For most health care professionals, you go through your college years dreaming of owning an ideal practice and it keeps you going when things are hard, like exams and professors. It’s a similar thing to keeping your eye on the mountain top when you are climbing and going through rough, steep terrain, and you have to keep yourself moving toward the ultimate goal.
You graduate and most of you become associates first to get some income going and buy a car and start to figure out the next phase: owning your own wonderful, amazing, perfect practice.
Is there such a thing as perfect?
Like many practitioners, you may have found that your altruistic dreams don’t always seem to work out the way you wanted, right? You can’t find the perfect space to rent or practice to buy that fits all your criteria – it’s too big, or it’s too small, or it’s cut up a bit weird, or it’s old looking, or it’s unfinished and you have to spend a lot of cash to get it ready to deliver in, or the rent is too high and you couldn’t negotiate it down as much as you wanted to, or the location is not your ideal choice, or the neighboring businesses are not as upscale as you would have liked (but at least it’s available), and so on.
Or, we may be talking about the team you want to hire to help you deliver your special and perfect service to every patient. You may have noticed that there is no such thing as the perfect person who never has a bad moment or two from time to time or a habit that others don’t love, or the perfect sensitivity level for each type of person they deal with. The question is: how close to perfection can you come?
The secret to success
A lot of people have success in these sort of circumstances by using an old planning technique of writing down your exact wish list or criteria.
For instance, for finding a location or practice to buy, it often helps to start by going and looking at a bunch of practices and noticing what you like and what you don’t like. Size, shape, colour, age of building, surroundings, parking, state of the equipment, ease of access, and so on. You can list them in order of importance to you. Put a box in front of each item on the list. Make multiple copies of the list.
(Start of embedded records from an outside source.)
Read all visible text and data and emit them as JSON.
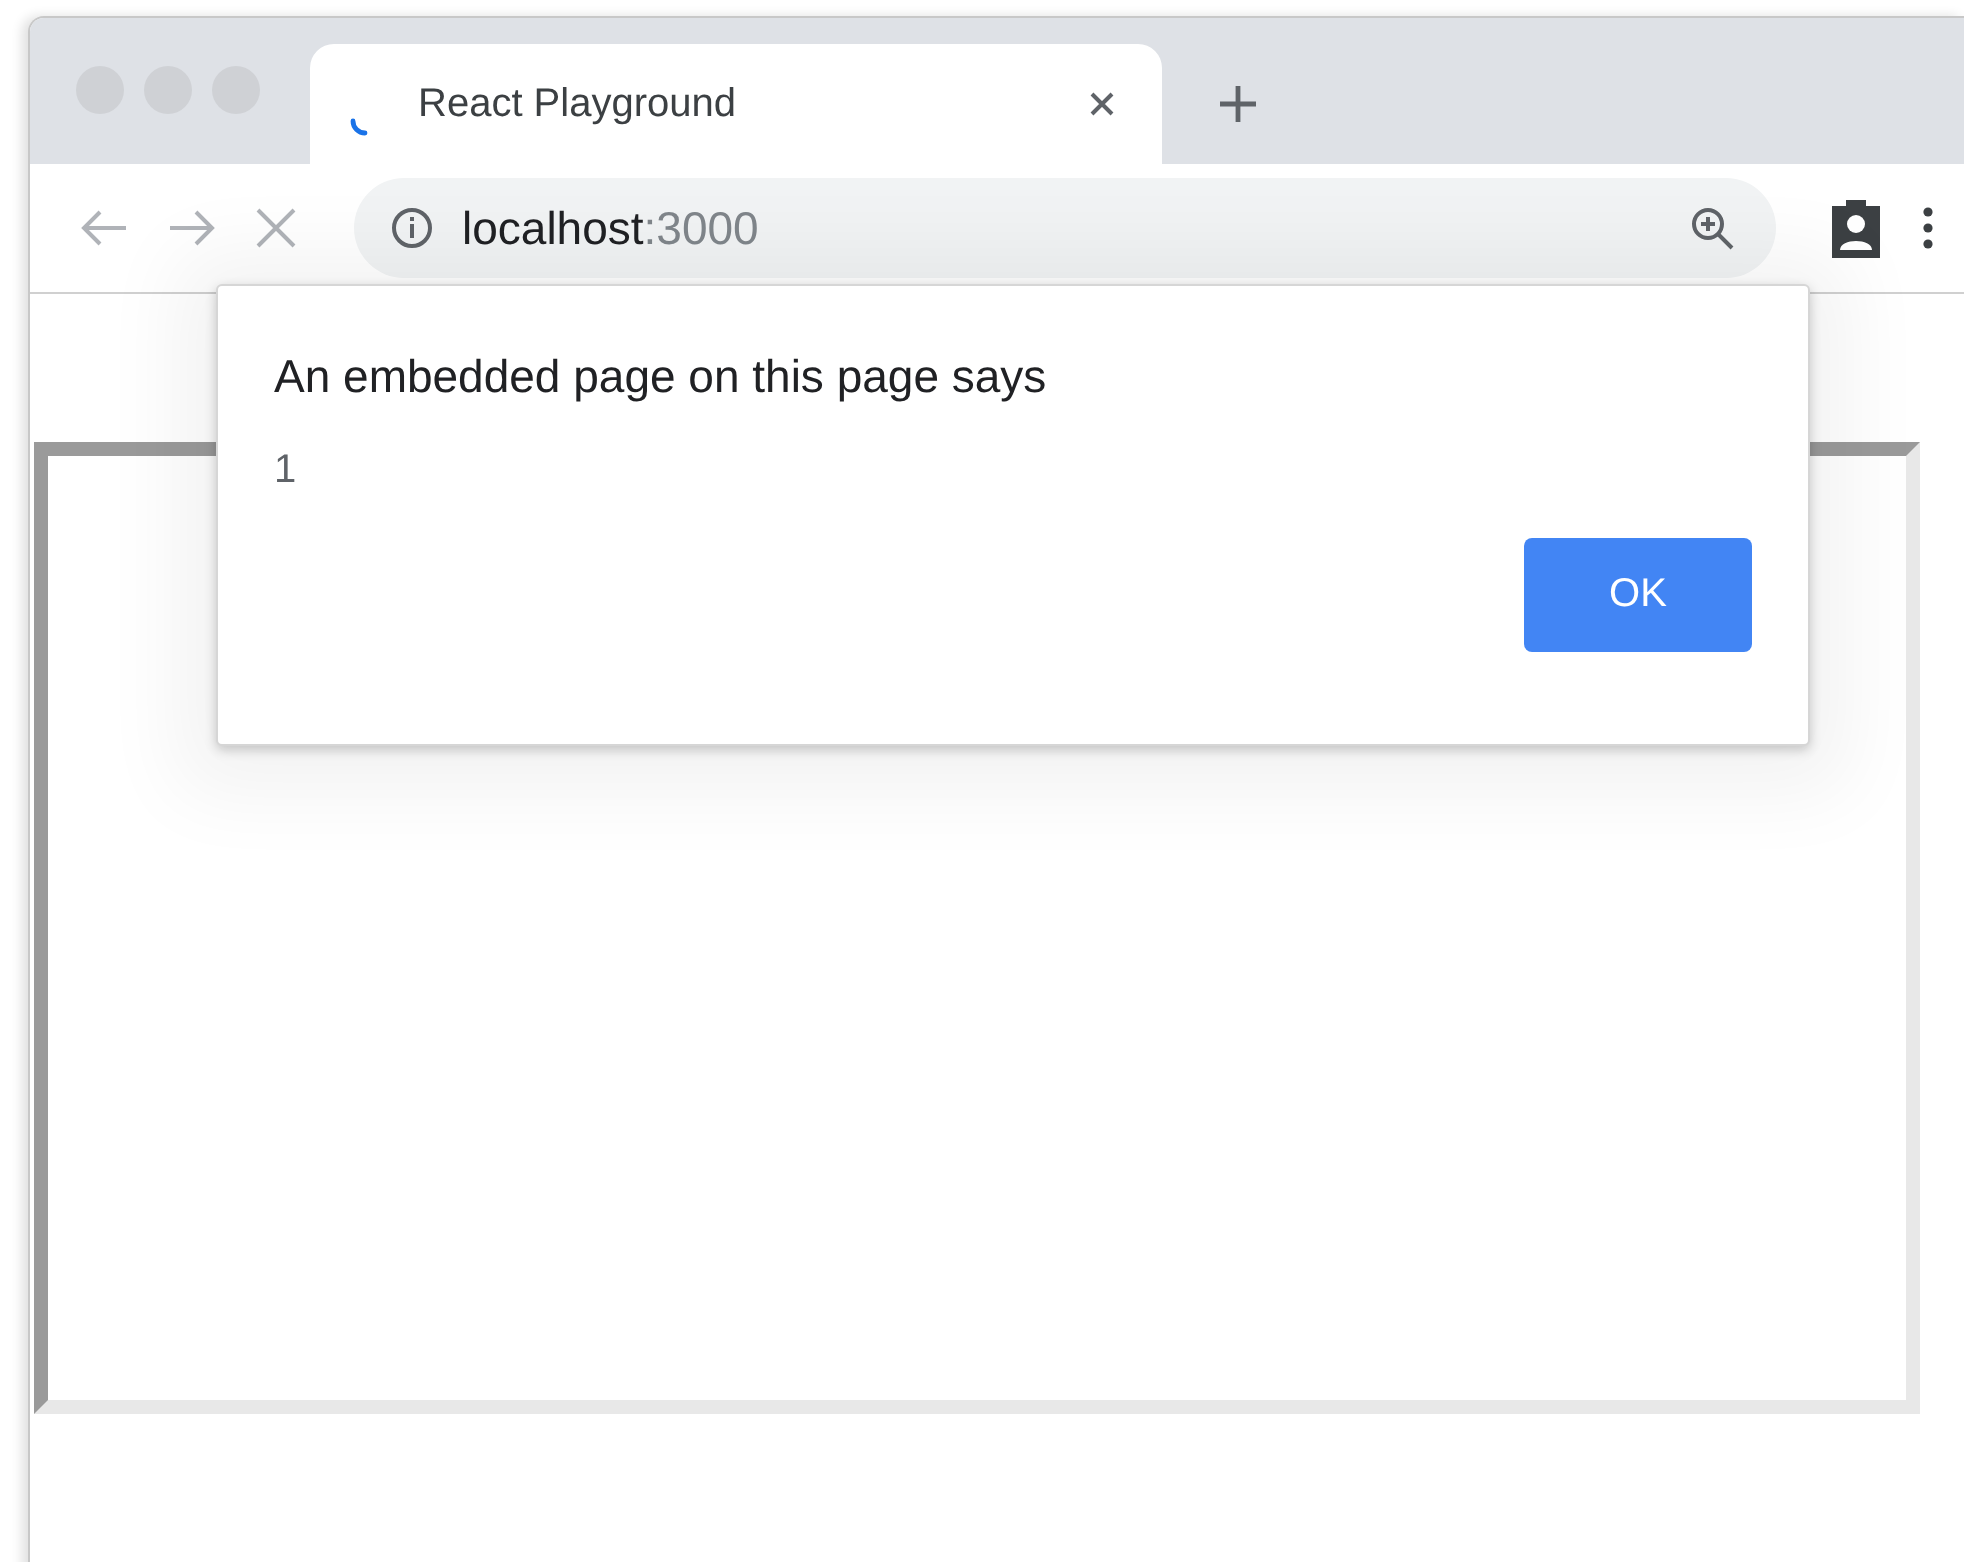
{
  "tabs": [
    {
      "title": "React Playground",
      "selected": true
    }
  ],
  "address": {
    "host": "localhost",
    "port": ":3000"
  },
  "dialog": {
    "title": "An embedded page on this page says",
    "message": "1",
    "buttons": [
      "OK"
    ]
  }
}
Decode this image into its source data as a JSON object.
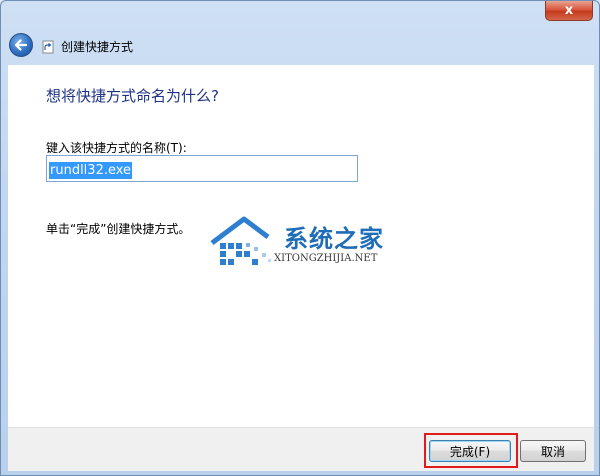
{
  "window": {
    "close_label": "x",
    "title": "创建快捷方式"
  },
  "page": {
    "heading": "想将快捷方式命名为什么?",
    "field_label": "键入该快捷方式的名称(T):",
    "name_value": "rundll32.exe",
    "hint": "单击“完成”创建快捷方式。"
  },
  "watermark": {
    "brand": "系统之家",
    "site": "XITONGZHIJIA.NET"
  },
  "footer": {
    "finish_label": "完成(F)",
    "cancel_label": "取消"
  }
}
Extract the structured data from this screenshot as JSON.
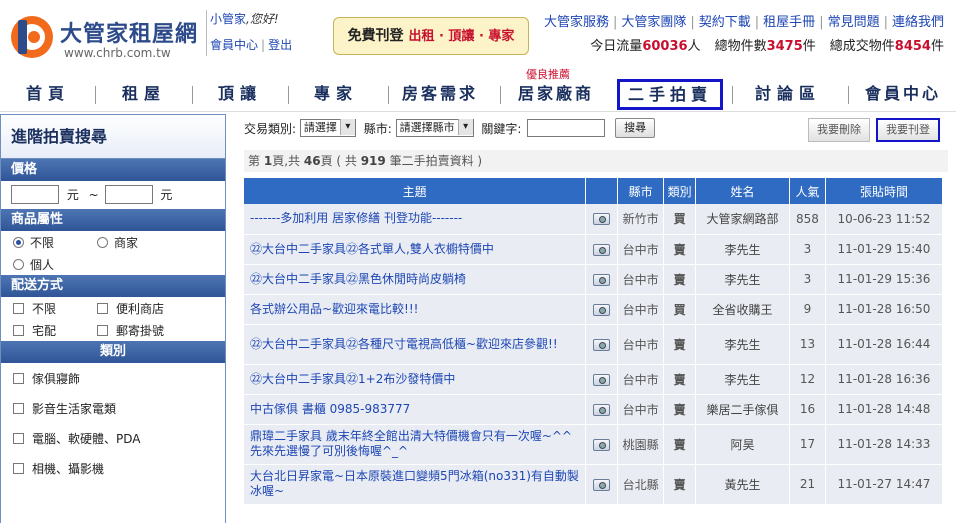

And then, with staff you can do the same: list all the ideal characteristics you feel would be a good fit. Quiet, or full of laughter, older, younger, or in between, warm and fuzzy or reserved, experienced or fresh out of school, and so on. Again, list the characteristics in order of importance to you and put a box for each item.
Narrowing the search
When you go to look at different properties or practices, take a copy of the list with you and check off each item that meets your criteria. You may not find the “perfect” fit but you want to see how close you can come. It will help you make decisions more logically and practically. You have to keep in mind that you may be in the location you choose for a long time, so you not only want to love it, it must work for you in the long term.
The same with your team members … you are looking for as close to the perfect fit as you can find because you are going to be working closely together for a long time. Use your list to make the best choice of candidates.
Following your heart or making snap decisions is not usually the best way to go in these cases. These are major, important issues and you have to live with your mistakes or pay a lot of money to get out of them.